**Problem requirements**
Go through the entries below and count the lines holding the word "pill". Reply with only the number, please.

[Entries from a dataset of interfaces]
*** Block opens ***

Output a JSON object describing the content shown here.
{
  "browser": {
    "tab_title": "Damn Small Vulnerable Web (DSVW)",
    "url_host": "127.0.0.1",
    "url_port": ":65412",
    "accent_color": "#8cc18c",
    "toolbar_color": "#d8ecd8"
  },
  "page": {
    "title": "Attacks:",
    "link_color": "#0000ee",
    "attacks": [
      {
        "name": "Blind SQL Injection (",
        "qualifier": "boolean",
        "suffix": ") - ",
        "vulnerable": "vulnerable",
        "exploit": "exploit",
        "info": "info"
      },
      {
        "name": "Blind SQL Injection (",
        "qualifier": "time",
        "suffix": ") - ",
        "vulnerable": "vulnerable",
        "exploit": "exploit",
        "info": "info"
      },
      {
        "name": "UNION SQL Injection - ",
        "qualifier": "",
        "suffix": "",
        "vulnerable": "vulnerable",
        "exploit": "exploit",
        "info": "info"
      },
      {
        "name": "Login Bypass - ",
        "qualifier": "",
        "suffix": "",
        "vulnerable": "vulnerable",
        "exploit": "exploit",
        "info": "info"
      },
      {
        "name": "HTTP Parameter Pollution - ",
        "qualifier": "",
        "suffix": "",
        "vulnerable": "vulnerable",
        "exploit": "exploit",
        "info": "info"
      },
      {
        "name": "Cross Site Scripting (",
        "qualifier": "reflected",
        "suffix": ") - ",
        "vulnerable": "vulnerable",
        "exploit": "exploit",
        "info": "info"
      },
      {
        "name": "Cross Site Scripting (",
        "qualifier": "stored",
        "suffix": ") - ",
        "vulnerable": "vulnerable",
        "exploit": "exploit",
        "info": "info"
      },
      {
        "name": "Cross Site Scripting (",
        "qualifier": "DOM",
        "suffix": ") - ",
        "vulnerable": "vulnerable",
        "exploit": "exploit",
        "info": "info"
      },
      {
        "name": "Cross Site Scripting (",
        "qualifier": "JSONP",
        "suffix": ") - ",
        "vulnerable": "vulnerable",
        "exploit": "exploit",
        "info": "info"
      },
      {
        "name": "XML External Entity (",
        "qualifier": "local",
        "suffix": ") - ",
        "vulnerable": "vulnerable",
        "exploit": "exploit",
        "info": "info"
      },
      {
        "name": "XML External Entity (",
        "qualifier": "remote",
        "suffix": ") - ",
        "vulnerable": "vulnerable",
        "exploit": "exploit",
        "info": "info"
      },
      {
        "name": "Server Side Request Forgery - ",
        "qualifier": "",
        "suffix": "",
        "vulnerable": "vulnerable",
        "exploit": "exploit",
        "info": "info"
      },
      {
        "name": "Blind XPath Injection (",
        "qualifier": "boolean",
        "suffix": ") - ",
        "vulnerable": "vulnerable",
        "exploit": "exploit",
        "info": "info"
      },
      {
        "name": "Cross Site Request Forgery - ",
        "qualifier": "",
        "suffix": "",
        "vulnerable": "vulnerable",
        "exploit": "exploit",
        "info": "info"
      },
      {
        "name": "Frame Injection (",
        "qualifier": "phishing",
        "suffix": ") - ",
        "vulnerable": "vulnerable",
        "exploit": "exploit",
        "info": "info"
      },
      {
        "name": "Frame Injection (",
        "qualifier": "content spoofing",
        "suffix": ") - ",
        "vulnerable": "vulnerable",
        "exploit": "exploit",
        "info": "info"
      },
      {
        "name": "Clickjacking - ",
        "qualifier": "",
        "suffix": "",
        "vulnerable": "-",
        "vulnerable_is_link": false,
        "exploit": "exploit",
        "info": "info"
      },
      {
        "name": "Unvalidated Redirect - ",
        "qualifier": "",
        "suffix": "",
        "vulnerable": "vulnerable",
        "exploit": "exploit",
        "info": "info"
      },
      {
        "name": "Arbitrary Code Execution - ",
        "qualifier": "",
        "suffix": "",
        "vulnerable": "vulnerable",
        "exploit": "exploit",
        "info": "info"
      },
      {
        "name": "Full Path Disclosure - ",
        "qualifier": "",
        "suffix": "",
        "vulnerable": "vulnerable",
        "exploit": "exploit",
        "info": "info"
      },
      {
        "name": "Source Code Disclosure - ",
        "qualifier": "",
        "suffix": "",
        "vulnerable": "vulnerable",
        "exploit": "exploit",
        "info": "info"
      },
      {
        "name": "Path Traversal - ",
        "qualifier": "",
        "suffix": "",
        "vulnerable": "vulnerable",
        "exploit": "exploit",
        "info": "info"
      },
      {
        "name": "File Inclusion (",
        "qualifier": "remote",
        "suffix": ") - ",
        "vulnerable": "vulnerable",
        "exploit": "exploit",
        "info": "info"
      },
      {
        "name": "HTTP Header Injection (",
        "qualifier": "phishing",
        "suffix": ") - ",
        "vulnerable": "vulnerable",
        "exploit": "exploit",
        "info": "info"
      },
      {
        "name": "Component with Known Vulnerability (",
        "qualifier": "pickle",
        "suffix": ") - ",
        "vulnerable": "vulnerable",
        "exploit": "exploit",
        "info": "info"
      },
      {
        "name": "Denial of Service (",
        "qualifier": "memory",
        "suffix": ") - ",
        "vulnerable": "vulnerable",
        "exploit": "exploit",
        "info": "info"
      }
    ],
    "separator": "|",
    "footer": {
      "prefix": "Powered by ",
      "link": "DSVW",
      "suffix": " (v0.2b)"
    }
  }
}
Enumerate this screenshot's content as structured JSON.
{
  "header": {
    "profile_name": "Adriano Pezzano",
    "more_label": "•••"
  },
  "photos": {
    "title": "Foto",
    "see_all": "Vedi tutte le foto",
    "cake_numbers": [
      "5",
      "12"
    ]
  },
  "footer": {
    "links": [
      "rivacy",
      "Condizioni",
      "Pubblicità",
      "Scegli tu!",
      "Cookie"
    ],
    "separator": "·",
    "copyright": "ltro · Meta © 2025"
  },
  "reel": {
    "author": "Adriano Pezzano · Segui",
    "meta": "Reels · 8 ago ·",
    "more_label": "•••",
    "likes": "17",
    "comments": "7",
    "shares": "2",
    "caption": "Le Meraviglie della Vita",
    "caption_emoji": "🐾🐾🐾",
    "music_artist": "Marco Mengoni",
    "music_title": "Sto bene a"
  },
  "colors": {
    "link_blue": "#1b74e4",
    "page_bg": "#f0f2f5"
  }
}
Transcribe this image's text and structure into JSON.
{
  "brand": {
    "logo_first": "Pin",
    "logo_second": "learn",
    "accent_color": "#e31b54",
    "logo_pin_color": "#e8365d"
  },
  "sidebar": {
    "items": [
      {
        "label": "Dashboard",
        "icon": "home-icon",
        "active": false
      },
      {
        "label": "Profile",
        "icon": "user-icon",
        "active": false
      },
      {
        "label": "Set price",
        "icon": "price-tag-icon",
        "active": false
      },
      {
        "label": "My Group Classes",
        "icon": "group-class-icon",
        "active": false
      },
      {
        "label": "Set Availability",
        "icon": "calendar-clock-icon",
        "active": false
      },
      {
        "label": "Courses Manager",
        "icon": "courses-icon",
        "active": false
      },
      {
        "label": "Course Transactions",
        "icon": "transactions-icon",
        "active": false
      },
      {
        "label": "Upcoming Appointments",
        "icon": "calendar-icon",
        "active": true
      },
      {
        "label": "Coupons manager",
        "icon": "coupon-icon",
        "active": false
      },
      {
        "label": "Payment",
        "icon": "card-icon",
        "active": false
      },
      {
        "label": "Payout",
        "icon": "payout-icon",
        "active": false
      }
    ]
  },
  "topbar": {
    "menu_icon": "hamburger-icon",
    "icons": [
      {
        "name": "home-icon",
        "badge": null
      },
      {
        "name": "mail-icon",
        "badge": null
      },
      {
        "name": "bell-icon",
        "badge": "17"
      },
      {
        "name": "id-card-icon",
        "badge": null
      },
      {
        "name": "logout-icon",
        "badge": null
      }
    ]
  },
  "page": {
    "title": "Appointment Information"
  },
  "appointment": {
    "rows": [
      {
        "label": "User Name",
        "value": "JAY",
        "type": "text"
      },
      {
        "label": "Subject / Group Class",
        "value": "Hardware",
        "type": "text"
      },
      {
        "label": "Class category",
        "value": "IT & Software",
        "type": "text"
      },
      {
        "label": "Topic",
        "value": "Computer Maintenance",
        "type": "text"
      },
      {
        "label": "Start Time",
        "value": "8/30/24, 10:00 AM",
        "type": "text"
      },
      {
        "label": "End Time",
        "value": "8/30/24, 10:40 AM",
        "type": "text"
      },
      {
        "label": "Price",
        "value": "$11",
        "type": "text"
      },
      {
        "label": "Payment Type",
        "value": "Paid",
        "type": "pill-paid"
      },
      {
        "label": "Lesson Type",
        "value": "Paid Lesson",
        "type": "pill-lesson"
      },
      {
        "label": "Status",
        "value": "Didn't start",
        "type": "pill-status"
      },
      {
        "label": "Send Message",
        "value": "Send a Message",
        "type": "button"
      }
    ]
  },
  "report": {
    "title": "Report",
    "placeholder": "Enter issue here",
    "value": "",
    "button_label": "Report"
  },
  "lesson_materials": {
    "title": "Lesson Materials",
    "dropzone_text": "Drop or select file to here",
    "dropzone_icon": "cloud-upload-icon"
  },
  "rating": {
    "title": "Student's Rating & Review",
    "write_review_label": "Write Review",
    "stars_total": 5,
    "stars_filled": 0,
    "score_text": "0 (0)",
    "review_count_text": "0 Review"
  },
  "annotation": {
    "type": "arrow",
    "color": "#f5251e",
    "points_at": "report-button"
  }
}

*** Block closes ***

**Answer to this exercise**
3